Task input: Begin

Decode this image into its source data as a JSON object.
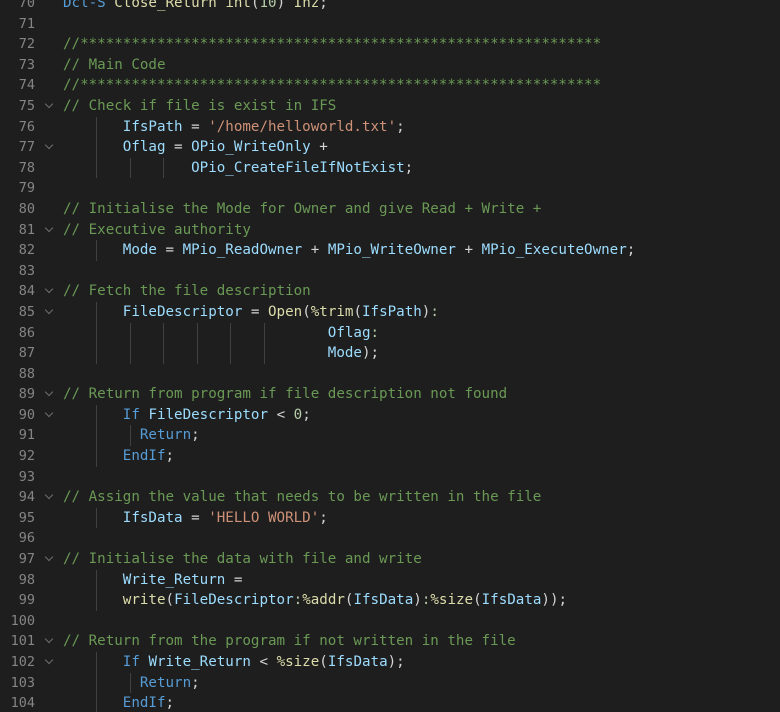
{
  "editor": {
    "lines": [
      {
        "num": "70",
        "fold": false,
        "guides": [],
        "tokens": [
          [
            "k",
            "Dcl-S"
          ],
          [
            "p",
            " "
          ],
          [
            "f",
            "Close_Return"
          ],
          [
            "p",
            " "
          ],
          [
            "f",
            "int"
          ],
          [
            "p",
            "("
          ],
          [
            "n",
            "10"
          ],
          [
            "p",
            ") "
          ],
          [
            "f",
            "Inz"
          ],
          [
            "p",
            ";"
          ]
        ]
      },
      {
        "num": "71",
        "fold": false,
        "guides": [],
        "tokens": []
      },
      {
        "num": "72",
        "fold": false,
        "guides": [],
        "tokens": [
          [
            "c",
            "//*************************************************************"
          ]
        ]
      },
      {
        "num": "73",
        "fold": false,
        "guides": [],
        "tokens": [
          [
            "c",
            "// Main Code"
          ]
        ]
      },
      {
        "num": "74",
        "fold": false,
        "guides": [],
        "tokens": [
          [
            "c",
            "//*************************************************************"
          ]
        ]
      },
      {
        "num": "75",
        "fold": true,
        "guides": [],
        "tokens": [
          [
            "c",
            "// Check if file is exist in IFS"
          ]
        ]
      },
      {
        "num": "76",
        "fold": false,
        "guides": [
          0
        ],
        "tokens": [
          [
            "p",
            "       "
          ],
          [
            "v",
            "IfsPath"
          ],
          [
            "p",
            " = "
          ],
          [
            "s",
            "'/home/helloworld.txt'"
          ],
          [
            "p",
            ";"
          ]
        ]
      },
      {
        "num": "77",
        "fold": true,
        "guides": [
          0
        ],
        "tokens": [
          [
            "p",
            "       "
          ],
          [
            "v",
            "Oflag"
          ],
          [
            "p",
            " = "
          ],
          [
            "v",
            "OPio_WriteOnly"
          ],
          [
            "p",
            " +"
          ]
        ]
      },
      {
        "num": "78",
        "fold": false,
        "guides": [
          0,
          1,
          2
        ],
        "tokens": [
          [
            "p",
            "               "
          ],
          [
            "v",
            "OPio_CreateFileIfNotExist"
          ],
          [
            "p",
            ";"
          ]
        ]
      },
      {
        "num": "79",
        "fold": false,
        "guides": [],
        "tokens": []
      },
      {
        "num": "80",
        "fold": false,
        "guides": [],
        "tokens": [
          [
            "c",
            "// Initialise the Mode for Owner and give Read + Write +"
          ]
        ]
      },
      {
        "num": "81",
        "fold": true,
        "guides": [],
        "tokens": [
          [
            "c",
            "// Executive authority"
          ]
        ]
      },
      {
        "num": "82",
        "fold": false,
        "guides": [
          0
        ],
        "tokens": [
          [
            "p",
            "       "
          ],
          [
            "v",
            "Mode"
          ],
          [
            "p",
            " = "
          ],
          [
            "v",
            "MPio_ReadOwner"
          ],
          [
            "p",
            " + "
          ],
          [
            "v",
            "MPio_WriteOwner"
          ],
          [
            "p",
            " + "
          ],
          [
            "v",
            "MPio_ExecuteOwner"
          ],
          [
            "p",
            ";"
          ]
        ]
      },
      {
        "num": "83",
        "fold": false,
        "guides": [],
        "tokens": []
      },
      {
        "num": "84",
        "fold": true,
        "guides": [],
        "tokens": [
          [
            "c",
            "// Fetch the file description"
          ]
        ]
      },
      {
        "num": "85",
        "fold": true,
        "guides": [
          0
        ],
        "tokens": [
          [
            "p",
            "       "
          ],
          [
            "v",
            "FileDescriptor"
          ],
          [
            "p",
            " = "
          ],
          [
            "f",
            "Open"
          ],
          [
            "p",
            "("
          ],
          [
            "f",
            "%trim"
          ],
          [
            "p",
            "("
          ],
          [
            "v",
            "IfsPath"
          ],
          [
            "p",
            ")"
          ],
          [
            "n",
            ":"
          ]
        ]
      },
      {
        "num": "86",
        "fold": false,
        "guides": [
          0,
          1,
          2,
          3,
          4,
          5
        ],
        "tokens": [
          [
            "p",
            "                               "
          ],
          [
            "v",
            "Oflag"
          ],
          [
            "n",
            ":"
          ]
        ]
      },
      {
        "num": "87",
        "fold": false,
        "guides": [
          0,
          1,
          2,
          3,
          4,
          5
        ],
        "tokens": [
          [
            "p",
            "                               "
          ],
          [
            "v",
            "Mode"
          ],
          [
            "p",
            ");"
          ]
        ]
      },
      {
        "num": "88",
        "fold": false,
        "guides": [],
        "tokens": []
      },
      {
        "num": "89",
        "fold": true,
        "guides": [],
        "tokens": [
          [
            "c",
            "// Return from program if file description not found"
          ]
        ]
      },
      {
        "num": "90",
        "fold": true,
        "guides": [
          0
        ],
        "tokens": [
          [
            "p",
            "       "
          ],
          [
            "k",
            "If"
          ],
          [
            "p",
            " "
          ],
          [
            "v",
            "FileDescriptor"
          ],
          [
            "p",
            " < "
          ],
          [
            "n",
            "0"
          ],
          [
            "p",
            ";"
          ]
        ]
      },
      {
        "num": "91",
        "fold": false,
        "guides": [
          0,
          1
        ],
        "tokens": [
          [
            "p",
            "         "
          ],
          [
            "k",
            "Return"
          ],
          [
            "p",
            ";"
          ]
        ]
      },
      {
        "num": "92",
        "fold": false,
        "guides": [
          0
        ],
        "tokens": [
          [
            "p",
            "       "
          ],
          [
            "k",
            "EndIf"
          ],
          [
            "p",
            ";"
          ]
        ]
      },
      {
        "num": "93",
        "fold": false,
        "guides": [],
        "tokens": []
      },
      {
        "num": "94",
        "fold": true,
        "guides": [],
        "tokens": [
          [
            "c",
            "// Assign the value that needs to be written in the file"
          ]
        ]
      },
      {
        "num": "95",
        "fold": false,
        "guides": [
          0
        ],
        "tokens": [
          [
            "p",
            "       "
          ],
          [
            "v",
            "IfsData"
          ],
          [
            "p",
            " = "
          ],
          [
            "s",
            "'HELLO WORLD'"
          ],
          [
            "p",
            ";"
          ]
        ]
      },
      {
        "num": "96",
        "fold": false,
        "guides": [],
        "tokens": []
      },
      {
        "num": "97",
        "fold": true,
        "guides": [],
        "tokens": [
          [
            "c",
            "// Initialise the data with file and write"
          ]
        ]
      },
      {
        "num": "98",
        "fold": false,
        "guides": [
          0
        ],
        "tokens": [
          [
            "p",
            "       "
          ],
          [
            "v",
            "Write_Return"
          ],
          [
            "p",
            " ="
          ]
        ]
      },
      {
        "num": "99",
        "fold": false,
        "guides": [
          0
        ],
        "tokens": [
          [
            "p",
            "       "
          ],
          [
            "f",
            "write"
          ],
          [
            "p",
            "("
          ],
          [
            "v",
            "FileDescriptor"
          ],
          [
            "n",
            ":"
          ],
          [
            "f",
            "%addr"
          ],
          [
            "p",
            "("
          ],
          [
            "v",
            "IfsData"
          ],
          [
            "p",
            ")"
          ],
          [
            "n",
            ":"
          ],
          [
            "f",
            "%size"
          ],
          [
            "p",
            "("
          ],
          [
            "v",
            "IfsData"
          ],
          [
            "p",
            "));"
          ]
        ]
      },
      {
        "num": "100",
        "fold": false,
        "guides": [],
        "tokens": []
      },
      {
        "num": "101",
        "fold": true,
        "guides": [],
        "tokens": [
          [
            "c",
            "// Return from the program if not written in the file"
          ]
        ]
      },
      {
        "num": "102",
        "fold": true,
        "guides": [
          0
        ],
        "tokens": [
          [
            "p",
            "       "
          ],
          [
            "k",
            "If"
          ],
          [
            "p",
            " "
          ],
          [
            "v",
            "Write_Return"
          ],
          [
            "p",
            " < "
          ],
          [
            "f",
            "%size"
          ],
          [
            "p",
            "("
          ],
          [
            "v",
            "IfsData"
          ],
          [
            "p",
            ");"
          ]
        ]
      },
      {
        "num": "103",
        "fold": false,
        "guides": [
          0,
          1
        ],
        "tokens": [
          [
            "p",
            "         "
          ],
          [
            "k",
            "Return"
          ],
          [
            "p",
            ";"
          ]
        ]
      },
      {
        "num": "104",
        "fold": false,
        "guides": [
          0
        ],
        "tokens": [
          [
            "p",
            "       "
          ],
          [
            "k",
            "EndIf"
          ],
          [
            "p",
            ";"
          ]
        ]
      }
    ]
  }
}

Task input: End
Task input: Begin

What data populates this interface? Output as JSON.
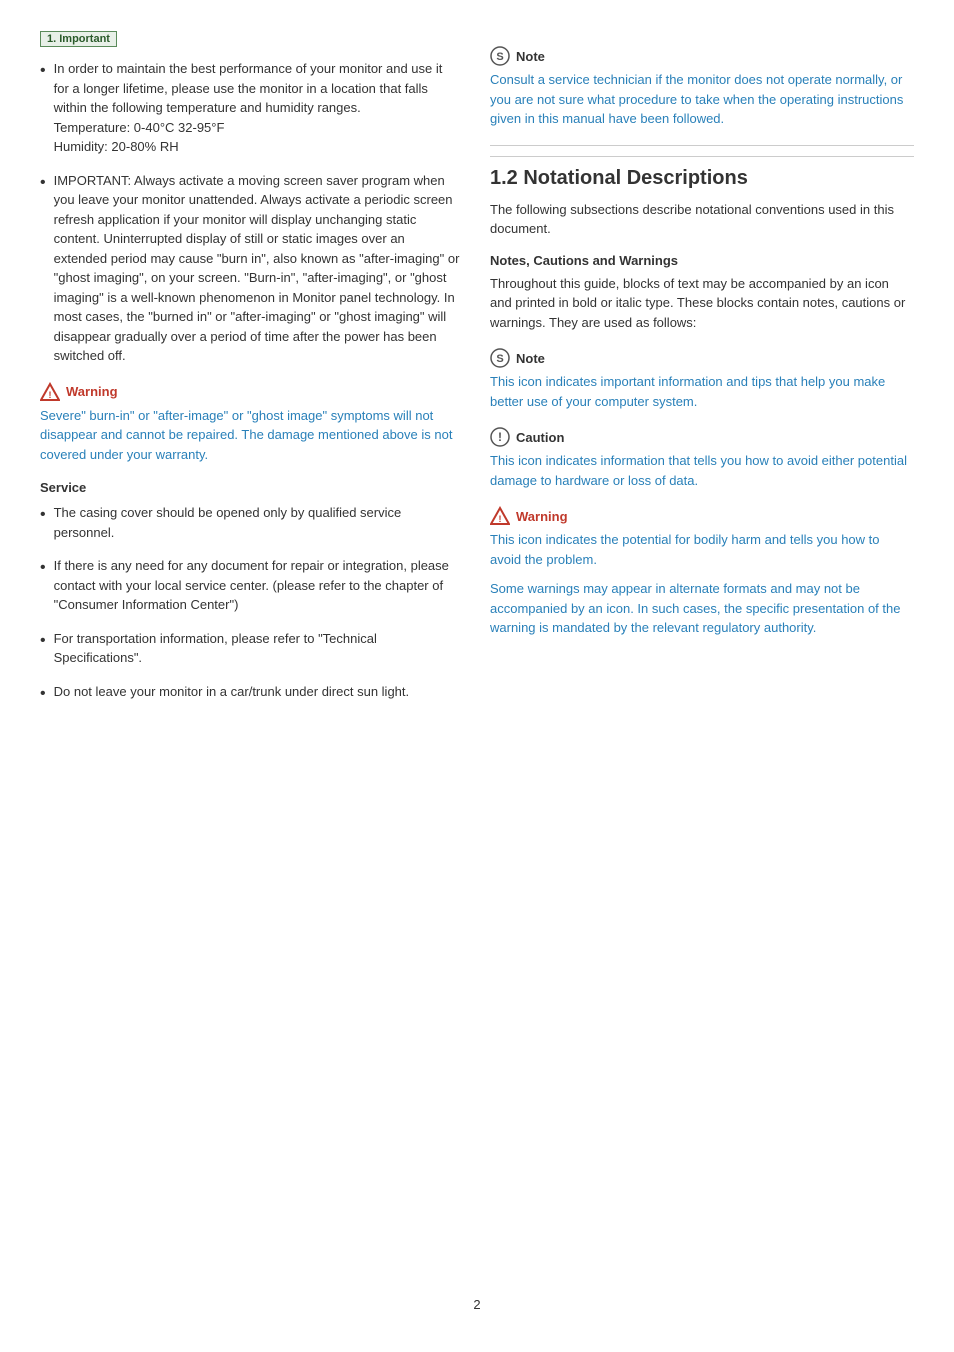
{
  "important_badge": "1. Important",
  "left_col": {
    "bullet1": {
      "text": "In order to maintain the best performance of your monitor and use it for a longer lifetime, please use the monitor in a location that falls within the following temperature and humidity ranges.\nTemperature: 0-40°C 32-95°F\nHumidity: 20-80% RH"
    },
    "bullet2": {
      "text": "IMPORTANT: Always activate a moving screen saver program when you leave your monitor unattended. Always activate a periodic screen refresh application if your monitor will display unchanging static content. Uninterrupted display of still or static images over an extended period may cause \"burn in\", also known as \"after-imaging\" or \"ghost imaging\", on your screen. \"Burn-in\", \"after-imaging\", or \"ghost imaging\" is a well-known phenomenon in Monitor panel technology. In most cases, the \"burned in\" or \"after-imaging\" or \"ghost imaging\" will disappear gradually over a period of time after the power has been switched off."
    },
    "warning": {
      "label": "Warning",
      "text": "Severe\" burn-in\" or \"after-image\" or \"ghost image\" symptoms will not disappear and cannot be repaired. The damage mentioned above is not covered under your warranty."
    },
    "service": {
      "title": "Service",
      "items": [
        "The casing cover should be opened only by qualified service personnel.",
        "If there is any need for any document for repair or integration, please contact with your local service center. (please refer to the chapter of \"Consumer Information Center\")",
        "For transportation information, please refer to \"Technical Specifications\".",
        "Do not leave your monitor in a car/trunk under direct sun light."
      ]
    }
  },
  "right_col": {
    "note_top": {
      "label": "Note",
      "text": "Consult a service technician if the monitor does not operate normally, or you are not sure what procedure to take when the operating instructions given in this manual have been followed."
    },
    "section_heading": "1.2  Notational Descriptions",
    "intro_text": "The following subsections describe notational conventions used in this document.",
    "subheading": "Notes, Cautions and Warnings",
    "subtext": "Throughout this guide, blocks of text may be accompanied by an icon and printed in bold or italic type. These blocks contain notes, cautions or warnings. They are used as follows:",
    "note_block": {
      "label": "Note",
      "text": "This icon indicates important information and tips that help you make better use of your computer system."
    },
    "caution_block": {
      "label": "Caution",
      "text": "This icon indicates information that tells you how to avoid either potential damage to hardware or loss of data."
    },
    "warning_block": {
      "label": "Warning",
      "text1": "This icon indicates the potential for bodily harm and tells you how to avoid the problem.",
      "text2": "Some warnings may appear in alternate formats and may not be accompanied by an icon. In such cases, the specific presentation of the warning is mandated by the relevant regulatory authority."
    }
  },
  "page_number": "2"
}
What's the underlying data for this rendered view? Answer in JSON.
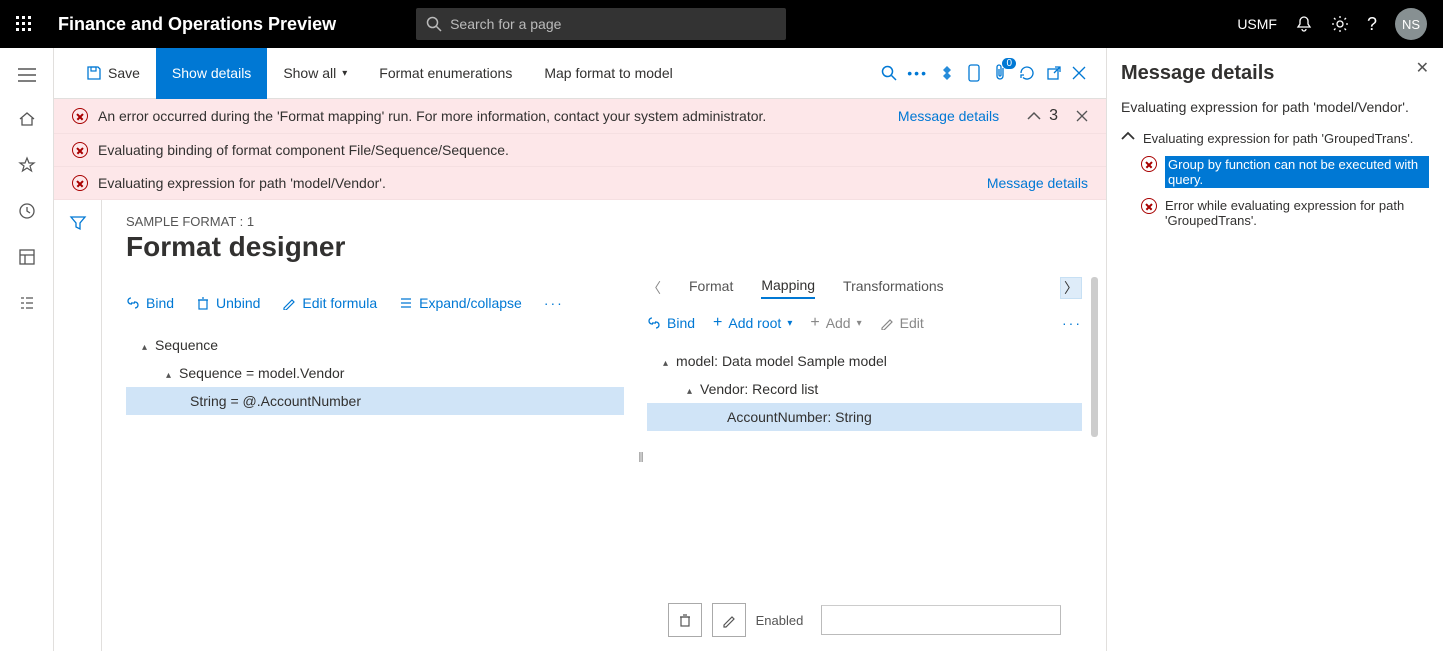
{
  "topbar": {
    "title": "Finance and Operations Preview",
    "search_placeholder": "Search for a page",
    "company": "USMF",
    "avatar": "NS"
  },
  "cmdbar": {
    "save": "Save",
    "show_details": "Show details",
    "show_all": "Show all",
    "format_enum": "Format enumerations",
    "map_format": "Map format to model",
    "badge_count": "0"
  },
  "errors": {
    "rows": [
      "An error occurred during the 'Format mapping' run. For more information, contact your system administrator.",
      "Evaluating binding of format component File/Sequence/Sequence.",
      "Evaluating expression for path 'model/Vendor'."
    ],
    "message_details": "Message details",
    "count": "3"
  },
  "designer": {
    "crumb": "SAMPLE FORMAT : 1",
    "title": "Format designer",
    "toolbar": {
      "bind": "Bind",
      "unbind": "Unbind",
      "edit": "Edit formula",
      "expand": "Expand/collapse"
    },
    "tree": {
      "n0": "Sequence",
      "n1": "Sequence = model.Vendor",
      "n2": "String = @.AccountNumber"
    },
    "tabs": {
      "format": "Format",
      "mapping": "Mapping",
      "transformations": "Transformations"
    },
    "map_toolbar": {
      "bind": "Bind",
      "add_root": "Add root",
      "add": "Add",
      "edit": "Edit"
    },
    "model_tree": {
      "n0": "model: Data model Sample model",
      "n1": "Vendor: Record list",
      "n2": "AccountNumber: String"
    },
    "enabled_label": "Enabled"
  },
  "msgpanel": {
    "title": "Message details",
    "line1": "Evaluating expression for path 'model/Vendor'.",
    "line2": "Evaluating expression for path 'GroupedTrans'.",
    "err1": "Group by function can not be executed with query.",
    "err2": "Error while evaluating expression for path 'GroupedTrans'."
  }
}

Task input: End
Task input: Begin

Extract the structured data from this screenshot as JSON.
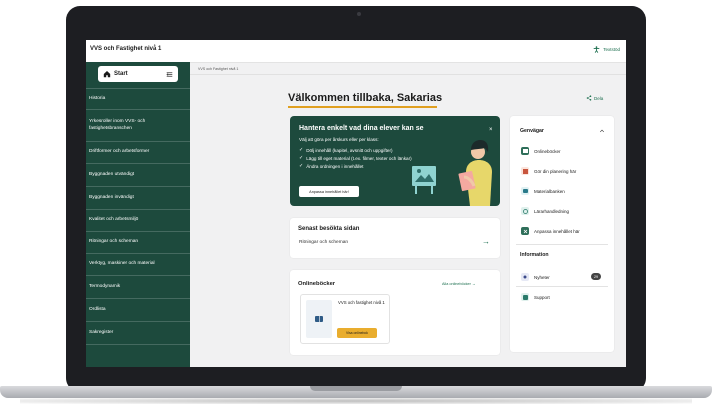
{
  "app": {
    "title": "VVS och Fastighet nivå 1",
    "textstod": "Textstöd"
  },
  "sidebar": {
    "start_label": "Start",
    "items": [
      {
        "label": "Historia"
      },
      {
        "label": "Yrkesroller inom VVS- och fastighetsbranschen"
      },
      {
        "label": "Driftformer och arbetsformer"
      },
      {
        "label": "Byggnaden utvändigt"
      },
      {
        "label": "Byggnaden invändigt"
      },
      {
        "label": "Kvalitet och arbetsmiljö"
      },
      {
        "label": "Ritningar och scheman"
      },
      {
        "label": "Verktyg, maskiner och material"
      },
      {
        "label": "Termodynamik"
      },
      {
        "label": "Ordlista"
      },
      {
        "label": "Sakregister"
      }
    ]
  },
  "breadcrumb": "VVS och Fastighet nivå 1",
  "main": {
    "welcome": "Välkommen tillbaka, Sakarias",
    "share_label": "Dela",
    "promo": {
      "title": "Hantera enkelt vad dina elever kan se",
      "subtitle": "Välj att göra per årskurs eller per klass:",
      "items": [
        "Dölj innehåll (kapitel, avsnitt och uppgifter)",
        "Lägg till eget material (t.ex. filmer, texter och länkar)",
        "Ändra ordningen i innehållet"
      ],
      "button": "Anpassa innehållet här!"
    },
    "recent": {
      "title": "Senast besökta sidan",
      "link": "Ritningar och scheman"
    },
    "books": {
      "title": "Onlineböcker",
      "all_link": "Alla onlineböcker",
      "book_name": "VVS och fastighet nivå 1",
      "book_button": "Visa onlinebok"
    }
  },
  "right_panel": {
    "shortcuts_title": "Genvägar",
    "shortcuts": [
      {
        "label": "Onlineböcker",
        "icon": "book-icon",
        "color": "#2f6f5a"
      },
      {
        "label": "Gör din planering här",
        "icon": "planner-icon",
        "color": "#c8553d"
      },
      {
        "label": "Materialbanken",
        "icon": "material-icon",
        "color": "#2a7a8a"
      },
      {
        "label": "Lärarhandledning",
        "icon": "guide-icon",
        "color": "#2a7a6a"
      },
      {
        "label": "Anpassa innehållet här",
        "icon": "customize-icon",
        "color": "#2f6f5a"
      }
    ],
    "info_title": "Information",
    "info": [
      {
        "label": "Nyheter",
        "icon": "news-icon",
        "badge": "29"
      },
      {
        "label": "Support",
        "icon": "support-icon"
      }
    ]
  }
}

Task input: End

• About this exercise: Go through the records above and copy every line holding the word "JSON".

• Your solution:
Decode this image into its source data as a JSON object.
What data populates this interface? Output as JSON.
What's the underlying data for this rendered view? Answer in JSON.
Extract the structured data from this screenshot as JSON.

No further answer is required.